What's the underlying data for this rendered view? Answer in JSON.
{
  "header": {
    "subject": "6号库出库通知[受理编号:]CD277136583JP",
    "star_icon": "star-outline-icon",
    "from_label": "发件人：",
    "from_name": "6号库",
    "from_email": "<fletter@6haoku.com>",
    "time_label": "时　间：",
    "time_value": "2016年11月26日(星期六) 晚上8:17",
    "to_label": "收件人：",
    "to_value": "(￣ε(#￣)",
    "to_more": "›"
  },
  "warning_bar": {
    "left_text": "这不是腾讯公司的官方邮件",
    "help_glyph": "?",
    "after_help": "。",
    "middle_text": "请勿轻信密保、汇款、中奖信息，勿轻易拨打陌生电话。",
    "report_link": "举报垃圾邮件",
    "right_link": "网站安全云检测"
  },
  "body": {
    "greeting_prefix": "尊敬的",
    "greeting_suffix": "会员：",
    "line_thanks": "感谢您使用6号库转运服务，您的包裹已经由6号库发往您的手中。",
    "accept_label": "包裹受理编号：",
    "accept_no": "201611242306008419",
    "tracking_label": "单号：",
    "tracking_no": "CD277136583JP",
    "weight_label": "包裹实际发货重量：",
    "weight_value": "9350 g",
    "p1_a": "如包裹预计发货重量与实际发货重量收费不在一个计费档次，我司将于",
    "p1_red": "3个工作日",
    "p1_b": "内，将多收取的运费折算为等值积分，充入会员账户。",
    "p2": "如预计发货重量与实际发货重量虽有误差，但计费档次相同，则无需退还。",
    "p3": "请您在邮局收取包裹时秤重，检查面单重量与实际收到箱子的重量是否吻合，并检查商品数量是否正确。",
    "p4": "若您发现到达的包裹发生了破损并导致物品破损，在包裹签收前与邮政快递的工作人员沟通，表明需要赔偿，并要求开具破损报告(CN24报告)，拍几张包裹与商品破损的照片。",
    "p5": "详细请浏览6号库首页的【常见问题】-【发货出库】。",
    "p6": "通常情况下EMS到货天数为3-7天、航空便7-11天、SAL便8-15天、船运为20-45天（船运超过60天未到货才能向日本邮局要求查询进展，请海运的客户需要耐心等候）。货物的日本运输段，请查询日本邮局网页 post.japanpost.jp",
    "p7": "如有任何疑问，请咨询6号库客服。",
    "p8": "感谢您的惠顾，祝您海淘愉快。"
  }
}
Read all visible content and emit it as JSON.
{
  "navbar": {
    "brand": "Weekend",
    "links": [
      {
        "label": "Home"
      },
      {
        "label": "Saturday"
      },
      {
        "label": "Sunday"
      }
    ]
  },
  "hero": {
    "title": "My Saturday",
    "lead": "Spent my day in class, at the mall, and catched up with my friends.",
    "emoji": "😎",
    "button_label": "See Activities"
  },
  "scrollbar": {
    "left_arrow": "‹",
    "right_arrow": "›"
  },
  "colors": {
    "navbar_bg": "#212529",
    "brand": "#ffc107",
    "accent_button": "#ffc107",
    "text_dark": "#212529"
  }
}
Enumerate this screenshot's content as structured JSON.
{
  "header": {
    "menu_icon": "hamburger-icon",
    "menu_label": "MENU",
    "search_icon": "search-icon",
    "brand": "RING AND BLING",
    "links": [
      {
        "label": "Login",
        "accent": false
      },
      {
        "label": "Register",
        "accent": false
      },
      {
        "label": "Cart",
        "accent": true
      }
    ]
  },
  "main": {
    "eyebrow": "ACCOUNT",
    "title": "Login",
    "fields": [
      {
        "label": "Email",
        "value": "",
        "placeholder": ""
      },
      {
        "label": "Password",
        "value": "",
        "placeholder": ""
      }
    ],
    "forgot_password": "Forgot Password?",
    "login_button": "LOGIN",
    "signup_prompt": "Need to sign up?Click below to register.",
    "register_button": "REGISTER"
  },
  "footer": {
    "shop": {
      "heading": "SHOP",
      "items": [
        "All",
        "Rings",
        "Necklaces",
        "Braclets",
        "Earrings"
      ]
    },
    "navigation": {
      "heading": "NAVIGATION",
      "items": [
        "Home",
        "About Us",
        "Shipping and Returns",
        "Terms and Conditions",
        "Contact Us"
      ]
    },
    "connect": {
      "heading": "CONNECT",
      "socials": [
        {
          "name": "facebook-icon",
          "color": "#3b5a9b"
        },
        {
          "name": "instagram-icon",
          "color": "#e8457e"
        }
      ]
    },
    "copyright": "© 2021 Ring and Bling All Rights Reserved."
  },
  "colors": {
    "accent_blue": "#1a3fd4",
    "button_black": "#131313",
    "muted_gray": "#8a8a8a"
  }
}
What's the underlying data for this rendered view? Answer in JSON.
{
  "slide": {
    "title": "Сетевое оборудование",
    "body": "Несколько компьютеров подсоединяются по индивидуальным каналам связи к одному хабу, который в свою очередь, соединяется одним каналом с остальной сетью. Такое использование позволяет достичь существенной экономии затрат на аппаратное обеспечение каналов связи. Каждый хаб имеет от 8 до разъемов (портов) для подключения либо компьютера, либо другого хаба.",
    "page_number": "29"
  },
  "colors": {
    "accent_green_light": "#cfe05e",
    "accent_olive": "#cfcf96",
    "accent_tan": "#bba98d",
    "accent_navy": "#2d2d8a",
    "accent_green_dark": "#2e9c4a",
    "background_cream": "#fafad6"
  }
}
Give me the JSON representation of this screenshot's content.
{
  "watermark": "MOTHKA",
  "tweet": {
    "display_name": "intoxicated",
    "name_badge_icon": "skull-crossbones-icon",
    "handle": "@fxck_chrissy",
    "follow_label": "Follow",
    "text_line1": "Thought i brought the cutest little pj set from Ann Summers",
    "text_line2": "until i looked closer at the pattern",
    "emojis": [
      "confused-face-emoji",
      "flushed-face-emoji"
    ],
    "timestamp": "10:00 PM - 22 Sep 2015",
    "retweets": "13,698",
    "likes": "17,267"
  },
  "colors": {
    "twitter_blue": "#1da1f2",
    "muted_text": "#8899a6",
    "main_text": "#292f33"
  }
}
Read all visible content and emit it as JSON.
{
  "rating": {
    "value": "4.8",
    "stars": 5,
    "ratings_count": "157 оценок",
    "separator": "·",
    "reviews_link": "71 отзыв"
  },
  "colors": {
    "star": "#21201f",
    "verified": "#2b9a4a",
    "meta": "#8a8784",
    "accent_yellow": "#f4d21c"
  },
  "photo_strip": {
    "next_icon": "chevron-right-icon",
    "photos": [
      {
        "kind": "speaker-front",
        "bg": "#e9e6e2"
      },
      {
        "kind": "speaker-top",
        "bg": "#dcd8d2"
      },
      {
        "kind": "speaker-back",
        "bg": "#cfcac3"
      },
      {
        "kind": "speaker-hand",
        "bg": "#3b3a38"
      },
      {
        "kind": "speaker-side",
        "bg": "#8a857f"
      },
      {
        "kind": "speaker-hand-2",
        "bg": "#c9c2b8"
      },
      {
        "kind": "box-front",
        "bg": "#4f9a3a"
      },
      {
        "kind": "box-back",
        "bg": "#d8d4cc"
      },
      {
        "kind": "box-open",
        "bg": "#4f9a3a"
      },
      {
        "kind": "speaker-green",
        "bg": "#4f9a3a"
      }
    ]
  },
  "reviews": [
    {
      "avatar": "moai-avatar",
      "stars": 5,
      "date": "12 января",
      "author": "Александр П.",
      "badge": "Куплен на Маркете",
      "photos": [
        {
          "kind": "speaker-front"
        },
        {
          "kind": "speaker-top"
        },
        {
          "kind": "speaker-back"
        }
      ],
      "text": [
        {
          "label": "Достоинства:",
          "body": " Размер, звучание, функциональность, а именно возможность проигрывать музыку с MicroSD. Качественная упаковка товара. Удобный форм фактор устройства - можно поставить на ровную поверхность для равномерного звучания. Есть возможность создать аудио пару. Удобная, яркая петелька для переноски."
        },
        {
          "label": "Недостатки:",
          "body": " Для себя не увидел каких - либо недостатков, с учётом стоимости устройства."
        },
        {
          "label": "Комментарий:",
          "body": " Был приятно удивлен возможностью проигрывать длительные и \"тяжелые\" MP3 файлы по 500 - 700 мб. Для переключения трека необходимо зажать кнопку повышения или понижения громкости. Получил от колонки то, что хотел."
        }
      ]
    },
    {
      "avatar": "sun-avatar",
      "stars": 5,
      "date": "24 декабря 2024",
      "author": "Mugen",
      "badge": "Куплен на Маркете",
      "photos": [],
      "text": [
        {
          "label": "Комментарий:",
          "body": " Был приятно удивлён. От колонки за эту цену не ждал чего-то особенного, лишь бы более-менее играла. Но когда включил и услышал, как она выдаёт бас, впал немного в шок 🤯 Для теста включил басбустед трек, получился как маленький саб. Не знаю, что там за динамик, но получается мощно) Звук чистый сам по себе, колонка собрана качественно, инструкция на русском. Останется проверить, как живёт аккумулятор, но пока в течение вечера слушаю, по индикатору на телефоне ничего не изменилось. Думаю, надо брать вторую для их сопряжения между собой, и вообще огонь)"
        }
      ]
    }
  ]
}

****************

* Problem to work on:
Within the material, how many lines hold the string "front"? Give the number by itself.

* Result:
3